In a way, life has come full circle, because the Royals were reality TV before there was such a thing. Henry VIII’s exploits were fodder for townie gossip and scandal sheets long before we had a Kardashian Box. Both then and now, the viewers know the game and even may know the rules are contrived, just as they know Jersey Shore‘s Snooki is likely flirting with invisible cameramen. It’s just that the viewers don’t care. I once met a Lancashire woman who was something of a political firebrand and came to America to announce that U.S. citizens owe all Native Americans reparations. I felt hard-pressed to argue, but then in an unguarded moment, she admitted she had loved the royals and wanted to be Princess Di when she was younger. Who was I to be self-righteous at that moment and say, “Your monarchy lives off the fat of the poor and is an abomination to the Rights of Man, Republican idealism, human equality and basic morality. Also, they can’t dance.”
I, too, love reading English history and marvel as chips off the block of William the Conqueror globe trot and take gap years in Chile and need to do little else to stand as testament to the island’s storied past. It’s just that you can love Roman history without needing the Empire to come back. Still, forget the argument about whether the royals are important, whether they should be taxed, or whether their political function makes them easily replaceable with a rubber stamp from Staples. The more important question is: What is the emotional need they fulfill, even in Americans who are supposed to be decathected from such nonsense? Do men in Britain still feel an aching affection for routinzed charisma? Do women still secretly love the idea of being chattel princesses? Or is it more simple? I feel that if we looked into ourselves deeply enough, we’d discover that it’s the same reason we need cable (and pay so much for both): We are existentially sick. We no longer want to live in our bodies. We have checked out. Watching Kate Middleton wed in a story book tale allows us to project ourselves inside of her (take the meaning there however you want), and abscond from our own here and now and the responsibility to our reality. (FYI: Another way to abscond from reality is to believe in heaven.)

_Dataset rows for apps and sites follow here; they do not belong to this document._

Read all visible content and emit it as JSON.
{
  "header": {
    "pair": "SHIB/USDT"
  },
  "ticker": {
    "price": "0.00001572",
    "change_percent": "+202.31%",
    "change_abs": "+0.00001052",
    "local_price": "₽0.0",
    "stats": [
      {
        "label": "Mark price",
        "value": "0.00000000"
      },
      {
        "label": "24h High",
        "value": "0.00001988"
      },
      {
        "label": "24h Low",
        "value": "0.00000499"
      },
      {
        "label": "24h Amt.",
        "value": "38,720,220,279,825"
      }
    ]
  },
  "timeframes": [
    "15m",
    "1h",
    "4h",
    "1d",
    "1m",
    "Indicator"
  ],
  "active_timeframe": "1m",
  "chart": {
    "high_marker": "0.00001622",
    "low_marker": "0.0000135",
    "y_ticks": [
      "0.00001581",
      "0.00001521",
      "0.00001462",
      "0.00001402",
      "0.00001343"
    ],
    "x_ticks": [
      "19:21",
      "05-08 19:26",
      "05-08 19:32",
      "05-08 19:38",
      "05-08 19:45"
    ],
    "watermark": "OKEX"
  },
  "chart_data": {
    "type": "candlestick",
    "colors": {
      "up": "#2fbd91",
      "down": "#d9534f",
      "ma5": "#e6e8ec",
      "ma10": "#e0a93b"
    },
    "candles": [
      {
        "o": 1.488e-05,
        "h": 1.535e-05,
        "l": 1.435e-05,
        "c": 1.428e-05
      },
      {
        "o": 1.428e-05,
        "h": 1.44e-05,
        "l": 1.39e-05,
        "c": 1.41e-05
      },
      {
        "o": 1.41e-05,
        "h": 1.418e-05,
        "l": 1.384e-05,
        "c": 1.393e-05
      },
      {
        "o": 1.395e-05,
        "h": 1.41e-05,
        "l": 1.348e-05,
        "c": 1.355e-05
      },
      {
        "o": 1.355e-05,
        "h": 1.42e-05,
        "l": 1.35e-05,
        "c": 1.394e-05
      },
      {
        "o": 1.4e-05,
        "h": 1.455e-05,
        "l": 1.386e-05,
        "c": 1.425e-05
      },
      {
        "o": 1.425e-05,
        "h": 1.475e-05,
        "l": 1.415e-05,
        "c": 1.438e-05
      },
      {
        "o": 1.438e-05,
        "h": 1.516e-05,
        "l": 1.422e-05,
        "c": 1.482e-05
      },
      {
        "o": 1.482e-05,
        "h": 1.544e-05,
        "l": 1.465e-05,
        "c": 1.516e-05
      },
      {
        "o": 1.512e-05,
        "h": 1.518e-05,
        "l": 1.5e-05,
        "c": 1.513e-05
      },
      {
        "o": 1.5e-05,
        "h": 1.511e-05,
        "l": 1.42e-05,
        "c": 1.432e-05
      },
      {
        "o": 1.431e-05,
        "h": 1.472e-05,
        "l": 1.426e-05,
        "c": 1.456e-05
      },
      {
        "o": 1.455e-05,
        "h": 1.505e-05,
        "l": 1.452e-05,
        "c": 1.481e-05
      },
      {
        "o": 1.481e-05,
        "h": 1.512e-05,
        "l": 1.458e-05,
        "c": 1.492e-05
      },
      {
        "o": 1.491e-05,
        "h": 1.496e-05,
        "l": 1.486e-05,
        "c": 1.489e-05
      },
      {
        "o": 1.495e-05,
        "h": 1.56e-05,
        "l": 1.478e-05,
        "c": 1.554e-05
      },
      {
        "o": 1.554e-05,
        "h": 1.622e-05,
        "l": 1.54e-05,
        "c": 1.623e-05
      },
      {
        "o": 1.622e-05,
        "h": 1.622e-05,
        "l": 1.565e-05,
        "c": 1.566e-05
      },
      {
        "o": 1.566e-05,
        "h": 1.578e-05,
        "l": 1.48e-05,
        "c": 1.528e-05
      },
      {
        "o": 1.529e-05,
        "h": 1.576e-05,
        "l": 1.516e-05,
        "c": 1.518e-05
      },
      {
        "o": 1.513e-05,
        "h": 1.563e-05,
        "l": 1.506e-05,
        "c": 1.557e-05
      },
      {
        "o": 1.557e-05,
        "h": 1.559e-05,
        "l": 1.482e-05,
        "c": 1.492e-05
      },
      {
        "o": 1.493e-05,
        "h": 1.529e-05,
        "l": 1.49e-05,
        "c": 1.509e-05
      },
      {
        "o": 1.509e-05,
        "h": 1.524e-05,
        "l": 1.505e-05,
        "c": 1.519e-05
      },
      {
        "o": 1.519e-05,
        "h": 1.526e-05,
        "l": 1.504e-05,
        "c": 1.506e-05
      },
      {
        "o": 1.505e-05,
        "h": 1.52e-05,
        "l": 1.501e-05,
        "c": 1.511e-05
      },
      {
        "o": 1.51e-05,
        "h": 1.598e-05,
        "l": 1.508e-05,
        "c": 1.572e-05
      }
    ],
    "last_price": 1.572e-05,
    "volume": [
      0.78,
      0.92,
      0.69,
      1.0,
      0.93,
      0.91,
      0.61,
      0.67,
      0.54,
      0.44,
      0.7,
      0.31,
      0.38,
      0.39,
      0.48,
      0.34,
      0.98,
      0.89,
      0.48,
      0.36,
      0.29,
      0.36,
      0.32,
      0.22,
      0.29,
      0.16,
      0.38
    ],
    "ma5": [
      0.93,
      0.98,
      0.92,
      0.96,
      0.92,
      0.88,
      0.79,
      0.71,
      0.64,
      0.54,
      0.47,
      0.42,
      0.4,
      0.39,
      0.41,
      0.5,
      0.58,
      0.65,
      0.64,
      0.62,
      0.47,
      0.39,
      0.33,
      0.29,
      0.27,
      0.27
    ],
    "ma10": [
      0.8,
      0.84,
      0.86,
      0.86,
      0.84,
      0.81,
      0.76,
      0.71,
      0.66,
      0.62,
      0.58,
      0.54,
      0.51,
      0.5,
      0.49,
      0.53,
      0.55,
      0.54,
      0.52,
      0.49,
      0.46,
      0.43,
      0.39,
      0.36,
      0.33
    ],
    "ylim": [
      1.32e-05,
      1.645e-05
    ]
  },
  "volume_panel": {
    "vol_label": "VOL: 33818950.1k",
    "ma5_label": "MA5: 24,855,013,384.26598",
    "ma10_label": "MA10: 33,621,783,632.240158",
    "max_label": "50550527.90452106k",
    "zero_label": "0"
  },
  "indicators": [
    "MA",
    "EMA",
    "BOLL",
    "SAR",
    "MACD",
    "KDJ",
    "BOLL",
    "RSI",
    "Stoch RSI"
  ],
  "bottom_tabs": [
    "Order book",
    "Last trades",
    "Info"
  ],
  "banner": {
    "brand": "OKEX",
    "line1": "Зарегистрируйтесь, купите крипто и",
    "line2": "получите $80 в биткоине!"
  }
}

Being in our own here and now, after all, is too hard. We are most of us at the mercy of adrenal glands who do our thinking for us. Our bodies are tired from feeling things, freeing ourselves from them mentally is our constant burden. To be in your body all the time requires constant thought and maintenance. Exercising. Working. A debate. Running errands. Motorcross. Skydiving. Even blogging. To take ownership of your own being is a task many of us would readily shrink from. Some literary critics even contend that it’s the struggle where mythology originates–the contrived stories we tell each other and which we use to arrange reality are nothing more than shadows on the wall projected by our own conflicted glands. Thus the royals are are not just Williams and Harrys. They are also our Dicks.
I leave you with that thought as you enjoy the royal wedding. I hear that Sophie Cranston is a fab designer!
Where does that leave me? … Just bought a new Apple TV. So juicy … so delicious … here comes my descent into existential oblivion.